Featured Eurozone inflation at 8.9% in July – 11.5% in Greece

Inflation reached 8.9% in the Eurozone in July, while it reached 11.5% in Greece, according to Eurostat's data for the harmonized index.

It is worth noting that there was an increase for the eurozone from 8.6% in June, while for Greece the harmonized June index was 11.5%.

Once again, the highest rates were seen in Estonia (22.7%) and Latvia (21%), followed by Lithuania at 20.8%.

Energy is the biggest contributor to price formation (up 39.7% over the +42% registered in June), followed by food, alcohol and tobacco (9.8% from 8.9% in June), non-energy industrial goods (4.5% from 4.3% in June) and services (3.7% compared to 3.4% in June).

The Lagarde move

It is worth noting that exactly one week ago, the European Central Bank announced the first increase in interest rates in 11 years, confirming analysts' and markets' estimates that the ECB (which appeared more relaxed) will be forced to follow the path set by the Federal Reserve, the Bank of England and others, in order to tame runaway inflation.

The ECB's Governing Council reiterated its firm commitment to its price stability mandate, raising interest rates to ensure inflation returns to its 2% target over the medium term, while signaling further hikes the next months.

The Commission's forecasts for Greece

The Commission predicts a jump in inflation to 8.9% for Greece in 2022, while at the same time it estimates that growth will reach 4%.

According to the European Commission's summer estimates, headline inflation is forecast to reach 8.9% in 2022 and 3.5% in 2023.

Also, real GDP is projected to grow by 4% in 2022 and slow to 2.4% in 2023.

Two months earlier, in mid-May, in its spring estimates, the European Commission predicted a growth rate of 3.5% and inflation of 6.3% for Greece this year.
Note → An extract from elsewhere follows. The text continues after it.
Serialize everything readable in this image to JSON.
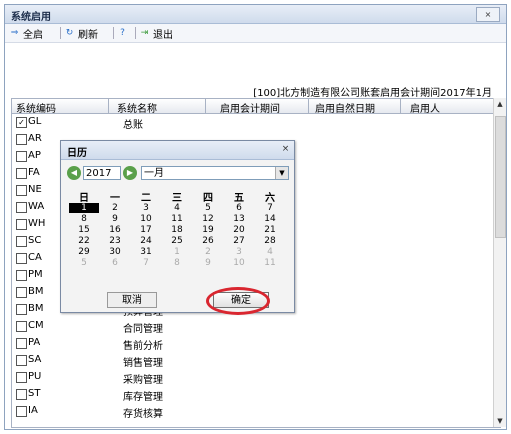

Due to the significant revision to the 2022 figures the growth rate for 2023 has been revised to 2.1% from 3.1% forecast in the spring estimates.

The Ifo report

Earlier on Thursday, the Ifo institute said inflation in Europe's biggest economy may have peaked, citing a survey that showed the number of German companies planning to raise prices fell for a third straight month in July.

But LBBW economist Jens-Oliver Niklasch warned that the worst may not be over. "I wouldn't go so far as to say we've peaked yet," he said, citing uncertainty about energy costs.